However, there are headwinds, not least from concerns that the recent lull in activity will turn out to be less temporary than hoped. The ECB’s Corporate Sector Purchase Programme will be coming to an end; indeed some suspect that the tapering has started. Also, while hedging the dollar has become expensive, the pick-up in yield offered across the Atlantic is 3%. This may be tempting for investors willing to take the foreign exchange risk.
The sharpness of the second quarter bounce in the dollar surprised many, and caught out a lot of short positions. For months, the dollar had appeared to ignore the interest rate differentials with other leading currencies. For the dollar bears its recent surge was a technically driven bounce coming from a standpoint of a sizeable net-short dollar position. It was not the start of the currency’s structural appreciation.

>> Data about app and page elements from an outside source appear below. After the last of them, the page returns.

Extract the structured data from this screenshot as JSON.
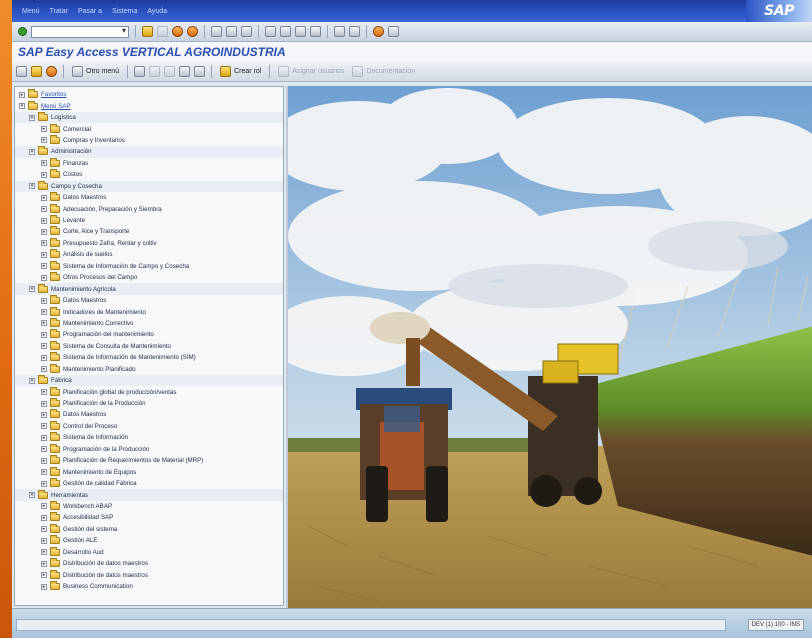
{
  "menu": {
    "items": [
      "Menú",
      "Tratar",
      "Pasar a",
      "Sistema",
      "Ayuda"
    ],
    "logo": "SAP"
  },
  "command_field": {
    "value": ""
  },
  "title": "SAP Easy Access  VERTICAL AGROINDUSTRIA",
  "app_toolbar": {
    "other_menu": "Otro menú",
    "create_role": "Crear rol",
    "assign_users": "Asignar usuarios",
    "documentation": "Documentación"
  },
  "tree": {
    "favorites": "Favoritos",
    "sap_menu": "Menú SAP",
    "sections": [
      {
        "label": "Logística",
        "items": [
          "Comercial",
          "Compras y Inventarios"
        ]
      },
      {
        "label": "Administración",
        "items": [
          "Finanzas",
          "Costos"
        ]
      },
      {
        "label": "Campo y Cosecha",
        "items": [
          "Datos Maestros",
          "Adecuación, Preparación y Siembra",
          "Levante",
          "Corte, Alce y Transporte",
          "Presupuesto Zafra, Rentar y cultiv",
          "Análisis de suelos",
          "Sistema de Información de Campo y Cosecha",
          "Otros Procesos del Campo"
        ]
      },
      {
        "label": "Mantenimiento Agrícola",
        "items": [
          "Datos Maestros",
          "Indicadores de Mantenimiento",
          "Mantenimiento Correctivo",
          "Programación del mantenimiento",
          "Sistema de Consulta de Mantenimiento",
          "Sistema de Información de Mantenimiento (SIM)",
          "Mantenimiento Planificado"
        ]
      },
      {
        "label": "Fábrica",
        "items": [
          "Planificación global de producción/ventas",
          "Planificación de la Producción",
          "Datos Maestros",
          "Control del Proceso",
          "Sistema de Información",
          "Programación de la Producción",
          "Planificación de Requerimientos de Material (MRP)",
          "Mantenimiento de Equipos",
          "Gestión de calidad Fábrica"
        ]
      },
      {
        "label": "Herramientas",
        "items": [
          "Workbench ABAP",
          "Accesibilidad SAP",
          "Gestión del sistema",
          "Gestión ALE",
          "Desarrollo Aud",
          "Distribución de datos maestros",
          "Distribución de datos maestros",
          "Business Communication"
        ]
      }
    ]
  },
  "status": {
    "info": "DEV (1) 100 - INS"
  },
  "colors": {
    "menubar": "#2d55c4",
    "title": "#2a4fb3",
    "background": "#e26b12"
  },
  "icons": [
    "ok-icon",
    "save-icon",
    "back-icon",
    "exit-icon",
    "cancel-icon",
    "print-icon",
    "find-icon",
    "help-icon"
  ]
}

The theme of central bank divergence, with the US economy apparently pulling away from a flagging ‘rest of the world’, would support dollar rallies. Those observers more sustained bullish trend for the US currency point to the positive impact of the Trump administration’s tax reforms, supporting the trend for US corporates’ dollar repatriation.
They also herald signs, albeit early ones, that emerging market bond fund redemptions are picking up. This could signal the start of a larger capitulation, with nervy investors tempted by the lure of a 3% yield in dollars, and no volatile foreign exchange exposure to worry about.
Argentina’s request to the IMF for a credit line should be seen as a precautionary and positive move as it ought to mitigate the current crisis. With inflation at 25%, the currency getting close to free fall and interest rates hiked to 40%. A huge amount needs to be done to restore investor confidence in the peso.
Despite acknowledging Argentina’s poor fundamentals, and its high funding needs and twin deficits, the country’s escalating predicament comes at a time when investor confidence has already had a knock. Though many individual economies within the emerging market index have made improvements and the universe may well be better at avoiding contagion when it is only one country in crisis. That resolve will be sorely tested when the numbers in trouble start to mount.
Column inches: a measure of geopolitical risk?
Geopolitical, or non-economic, risks appear to be becoming more numerous and significant determinants for financial markets and investment decisions. Arguably, they are increasing as a culmination of trends set in place by globalisation and the slowness of conflict resolution. Add in to today’s mix the rise to power of populist world leaders and the steady-as-she-goes diplomacy rulebook is challenged.
By their nature, geopolitical events are unpredictable and difficult to analyse empirically. Fed economists recently constructed a Geopolitical Risk Index (GPR) which may help measure more reliably geopolitical risk*.
Defining geopolitical risk as “the risk associated with wars, terrorist acts, and tensions between states that affect the normal and peaceful course of international relations”, the authors have constructed the index using an algorithm that counts the frequency of articles (in English) from a range of international newspapers. These include the Financial Times, New York Times and the Wall Street Journal.
Investors worldwide are already aware of the effects on economic confidence of increased geopolitical risk. The GPR index cannot give clues from where, or when the next geopolitical shock will come, nor by how much economic activity will be depressed or global capital flows diverted. The authors’ work confirms the notion that adverse effects are sparked by heightened threats as opposed to their realisation.
The latest readings of the GPR make for uncomfortable viewing.
Since 2001, the index has tended higher, particularly since 2010. The GPR Historical index, dating back to 1900 using fewer available sources, shows that today’s five-year moving average is at levels last seen at the end of the second world war, over 70 years ago.